== Task inputs
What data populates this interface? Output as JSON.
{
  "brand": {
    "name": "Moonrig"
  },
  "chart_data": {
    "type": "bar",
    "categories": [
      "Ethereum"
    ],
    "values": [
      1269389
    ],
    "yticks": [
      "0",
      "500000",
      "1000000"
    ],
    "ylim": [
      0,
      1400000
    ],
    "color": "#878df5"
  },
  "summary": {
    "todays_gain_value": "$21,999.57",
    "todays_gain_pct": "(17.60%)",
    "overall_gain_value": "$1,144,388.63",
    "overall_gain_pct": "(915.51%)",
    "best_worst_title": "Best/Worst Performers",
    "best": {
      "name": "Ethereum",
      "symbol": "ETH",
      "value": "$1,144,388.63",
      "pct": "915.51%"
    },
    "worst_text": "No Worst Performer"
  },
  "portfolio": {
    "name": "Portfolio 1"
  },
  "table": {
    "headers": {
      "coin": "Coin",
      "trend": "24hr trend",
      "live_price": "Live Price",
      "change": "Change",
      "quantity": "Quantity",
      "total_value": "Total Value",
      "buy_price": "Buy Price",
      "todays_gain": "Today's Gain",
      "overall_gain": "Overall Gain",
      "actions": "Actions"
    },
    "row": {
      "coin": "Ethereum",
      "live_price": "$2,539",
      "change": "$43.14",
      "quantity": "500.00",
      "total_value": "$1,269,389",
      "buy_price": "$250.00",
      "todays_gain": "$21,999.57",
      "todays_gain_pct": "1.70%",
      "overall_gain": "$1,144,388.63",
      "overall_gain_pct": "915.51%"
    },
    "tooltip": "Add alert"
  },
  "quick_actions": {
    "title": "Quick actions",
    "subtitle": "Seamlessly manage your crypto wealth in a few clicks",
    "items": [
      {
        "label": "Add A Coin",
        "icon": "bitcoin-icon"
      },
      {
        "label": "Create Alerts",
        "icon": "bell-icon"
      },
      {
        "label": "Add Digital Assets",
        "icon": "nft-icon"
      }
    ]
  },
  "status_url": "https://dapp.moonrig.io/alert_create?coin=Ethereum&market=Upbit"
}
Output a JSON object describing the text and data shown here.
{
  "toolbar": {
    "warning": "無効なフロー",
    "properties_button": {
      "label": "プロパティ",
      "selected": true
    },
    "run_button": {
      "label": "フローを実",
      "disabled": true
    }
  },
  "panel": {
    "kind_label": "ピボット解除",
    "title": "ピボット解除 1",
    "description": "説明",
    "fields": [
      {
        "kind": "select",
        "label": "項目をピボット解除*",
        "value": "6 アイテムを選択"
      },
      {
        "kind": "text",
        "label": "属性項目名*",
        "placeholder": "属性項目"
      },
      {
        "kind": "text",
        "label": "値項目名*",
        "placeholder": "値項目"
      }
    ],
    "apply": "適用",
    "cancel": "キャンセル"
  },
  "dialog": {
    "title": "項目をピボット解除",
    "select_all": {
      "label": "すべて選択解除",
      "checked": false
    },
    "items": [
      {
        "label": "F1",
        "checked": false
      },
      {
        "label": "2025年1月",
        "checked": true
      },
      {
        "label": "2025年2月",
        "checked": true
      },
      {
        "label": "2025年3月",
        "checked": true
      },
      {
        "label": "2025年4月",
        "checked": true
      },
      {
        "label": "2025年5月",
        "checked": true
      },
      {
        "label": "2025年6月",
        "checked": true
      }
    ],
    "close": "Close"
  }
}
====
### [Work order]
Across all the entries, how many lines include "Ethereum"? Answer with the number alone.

### [Solution for this problem]
4